Assignment: When the string "JSON" is part of a line below, that line should be copied.

Extracted information:
:::::

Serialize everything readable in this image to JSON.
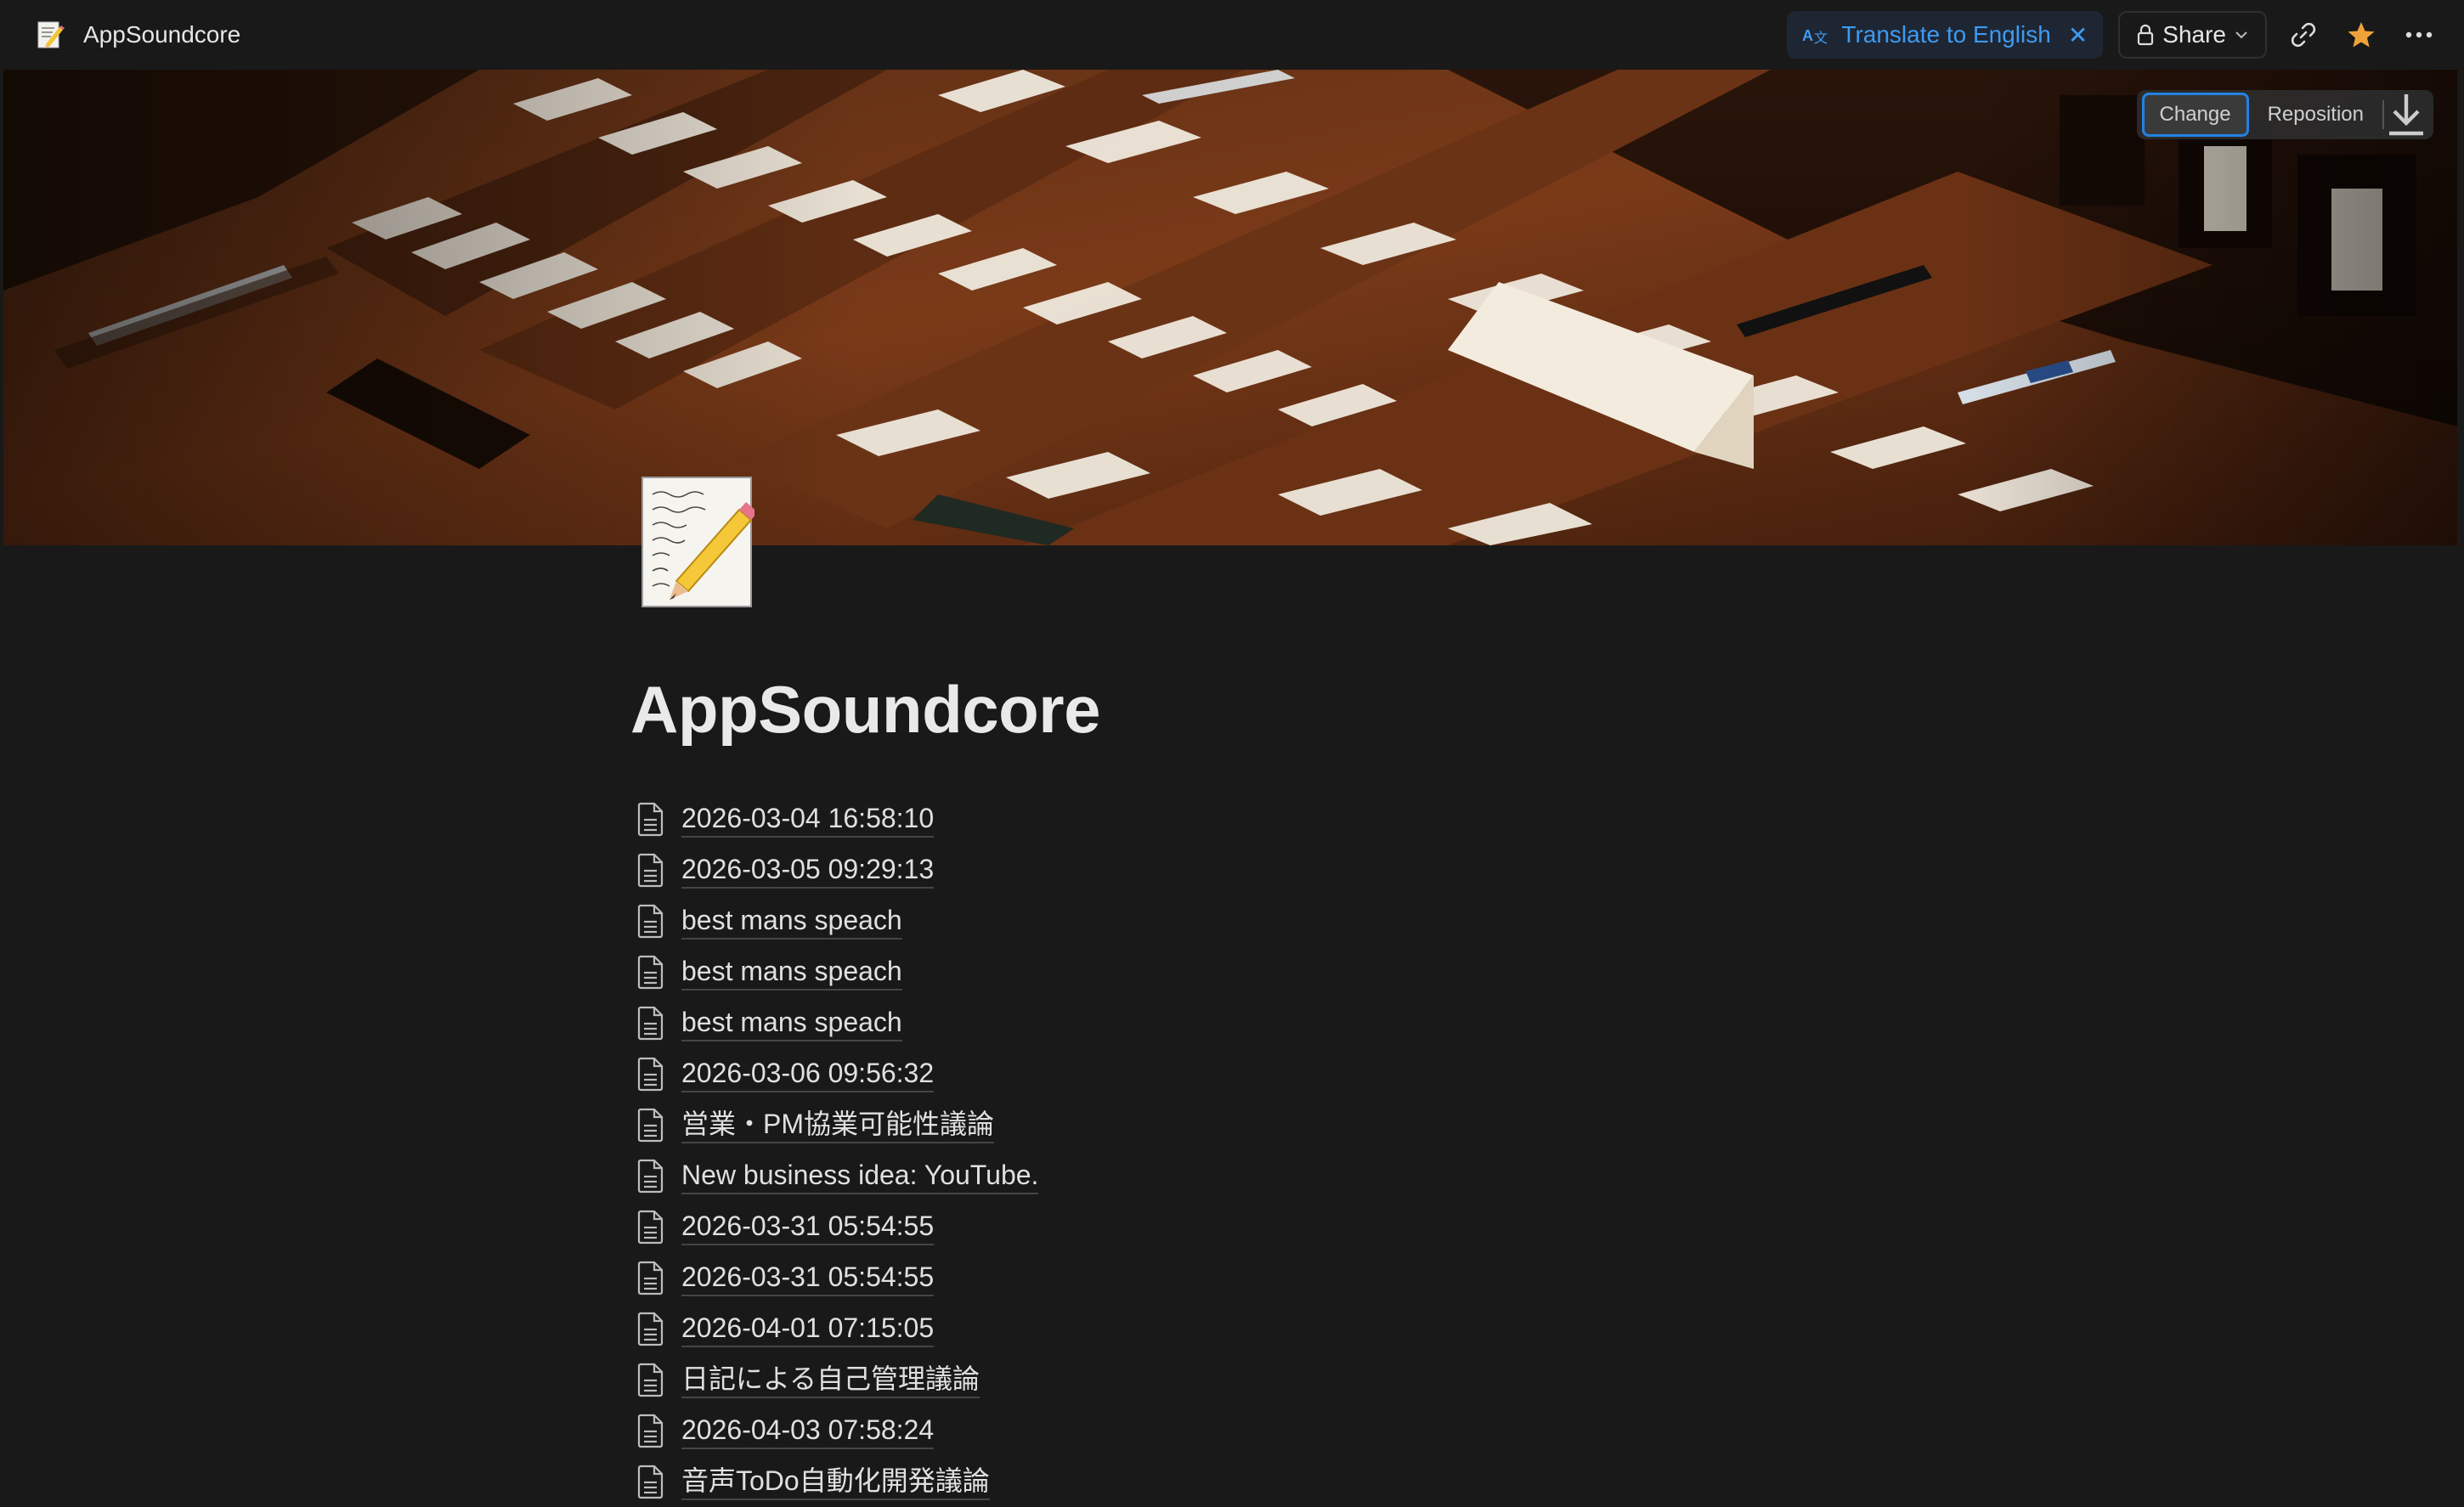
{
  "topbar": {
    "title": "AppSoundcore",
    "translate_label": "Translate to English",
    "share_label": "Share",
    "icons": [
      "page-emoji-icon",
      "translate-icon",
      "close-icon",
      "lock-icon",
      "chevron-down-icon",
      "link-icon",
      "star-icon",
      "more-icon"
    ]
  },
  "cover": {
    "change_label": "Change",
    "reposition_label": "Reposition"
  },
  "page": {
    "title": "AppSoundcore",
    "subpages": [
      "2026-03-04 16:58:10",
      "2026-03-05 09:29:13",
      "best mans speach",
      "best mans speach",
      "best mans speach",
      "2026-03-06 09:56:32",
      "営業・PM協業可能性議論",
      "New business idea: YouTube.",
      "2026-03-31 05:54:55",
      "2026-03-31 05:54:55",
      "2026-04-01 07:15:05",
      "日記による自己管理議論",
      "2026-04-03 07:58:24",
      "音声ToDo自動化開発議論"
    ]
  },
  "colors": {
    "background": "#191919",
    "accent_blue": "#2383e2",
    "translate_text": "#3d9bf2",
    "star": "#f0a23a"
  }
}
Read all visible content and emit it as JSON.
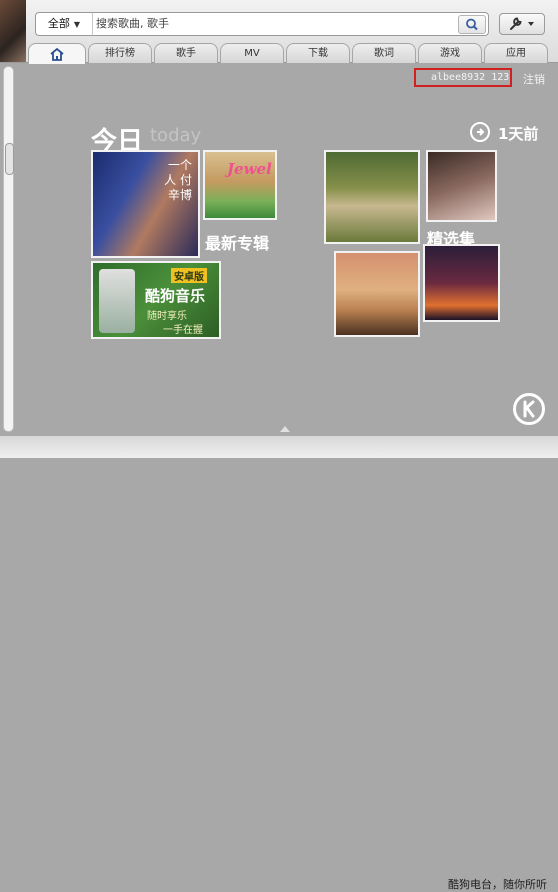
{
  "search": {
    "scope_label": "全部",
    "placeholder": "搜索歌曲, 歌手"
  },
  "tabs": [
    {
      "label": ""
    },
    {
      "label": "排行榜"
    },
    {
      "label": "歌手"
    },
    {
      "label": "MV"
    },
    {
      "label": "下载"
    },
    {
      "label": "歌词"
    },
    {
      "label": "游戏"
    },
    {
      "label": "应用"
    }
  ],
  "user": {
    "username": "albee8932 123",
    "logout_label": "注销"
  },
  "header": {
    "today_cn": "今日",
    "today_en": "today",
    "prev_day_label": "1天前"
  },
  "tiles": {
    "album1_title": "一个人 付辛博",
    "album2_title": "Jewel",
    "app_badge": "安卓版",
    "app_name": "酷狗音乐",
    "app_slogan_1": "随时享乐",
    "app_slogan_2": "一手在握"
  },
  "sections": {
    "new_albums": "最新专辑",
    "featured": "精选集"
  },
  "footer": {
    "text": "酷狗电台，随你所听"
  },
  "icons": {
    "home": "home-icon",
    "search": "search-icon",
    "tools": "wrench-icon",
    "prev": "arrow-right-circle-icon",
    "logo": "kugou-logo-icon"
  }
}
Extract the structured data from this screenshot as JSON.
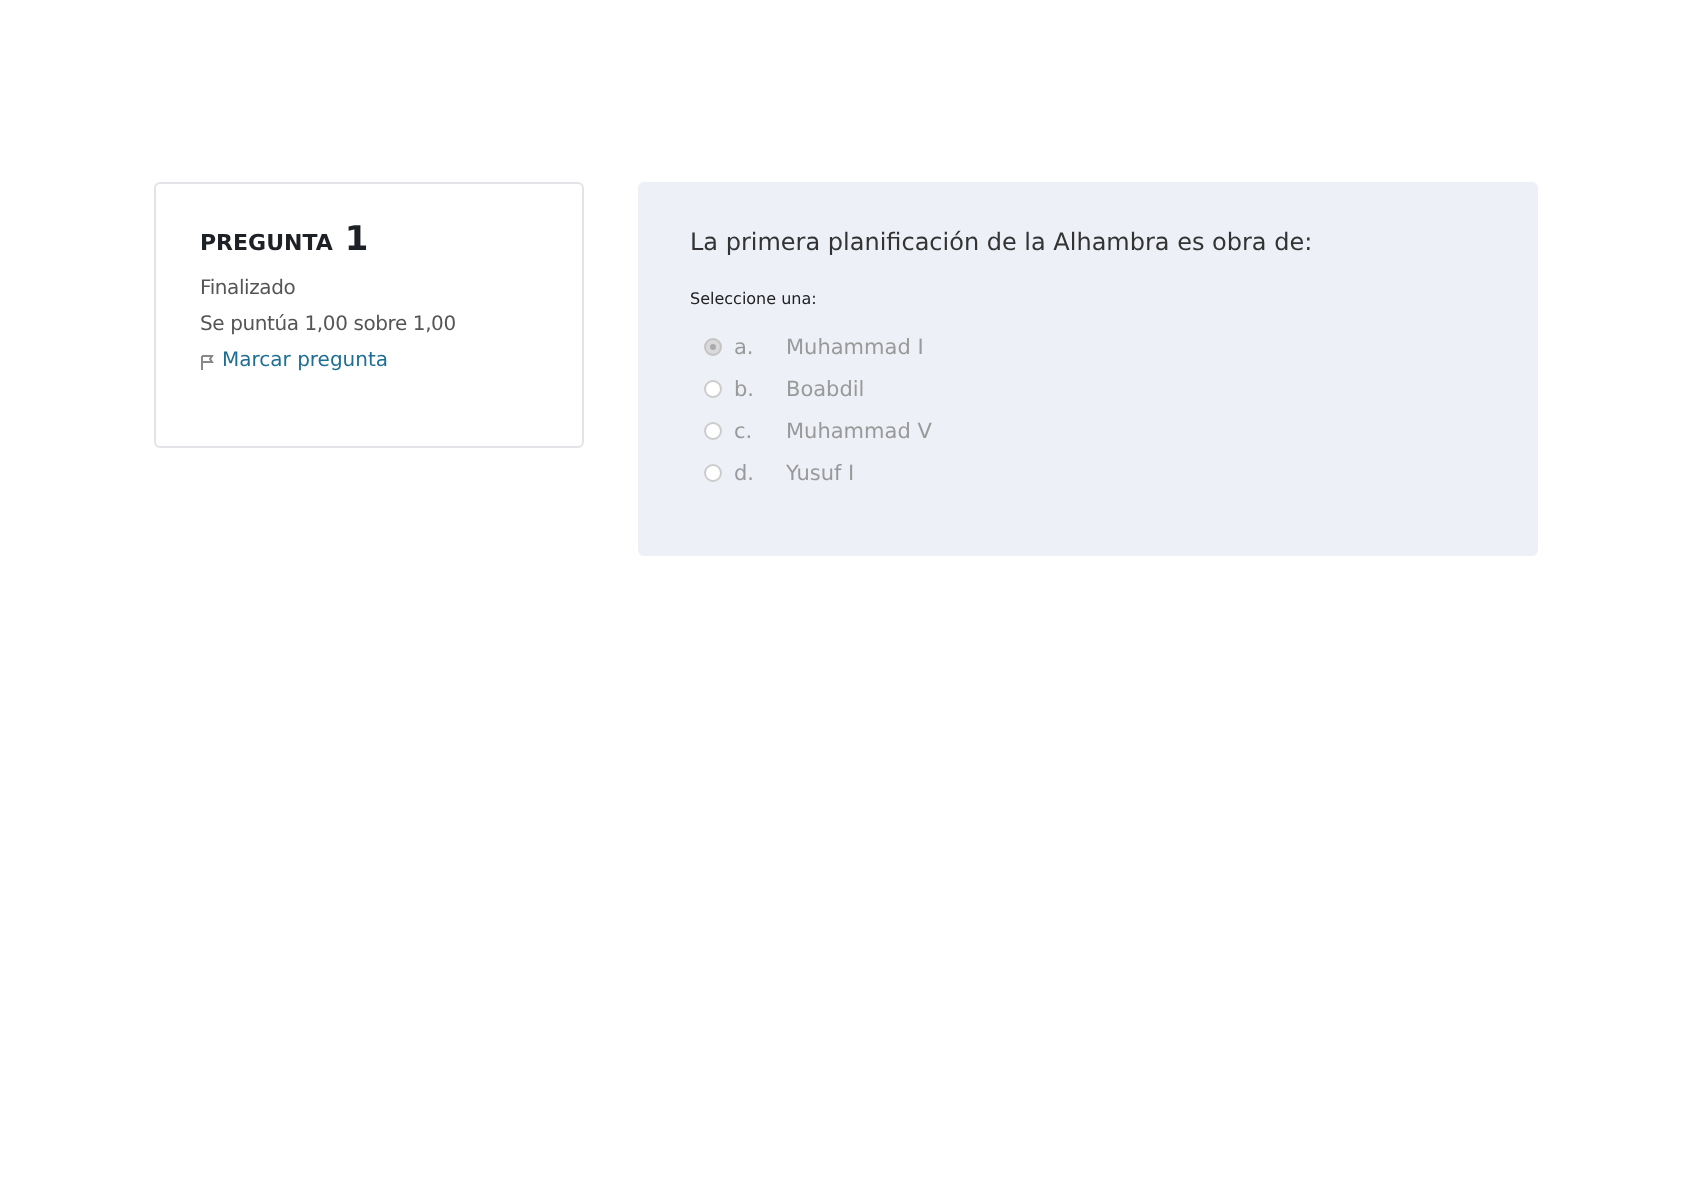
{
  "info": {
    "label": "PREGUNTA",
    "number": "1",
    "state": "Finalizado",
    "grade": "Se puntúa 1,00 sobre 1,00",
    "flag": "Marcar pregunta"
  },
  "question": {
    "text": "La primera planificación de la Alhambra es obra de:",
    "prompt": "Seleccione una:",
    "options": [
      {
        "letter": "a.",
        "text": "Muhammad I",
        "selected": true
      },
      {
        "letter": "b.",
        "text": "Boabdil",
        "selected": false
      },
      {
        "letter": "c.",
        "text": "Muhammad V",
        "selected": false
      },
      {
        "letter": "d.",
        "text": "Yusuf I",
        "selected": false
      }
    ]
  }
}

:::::

Solution to the exercise:
Serialize everything readable in this image to JSON.
Read all visible content and emit it as JSON.
Extract the structured data from this screenshot as JSON.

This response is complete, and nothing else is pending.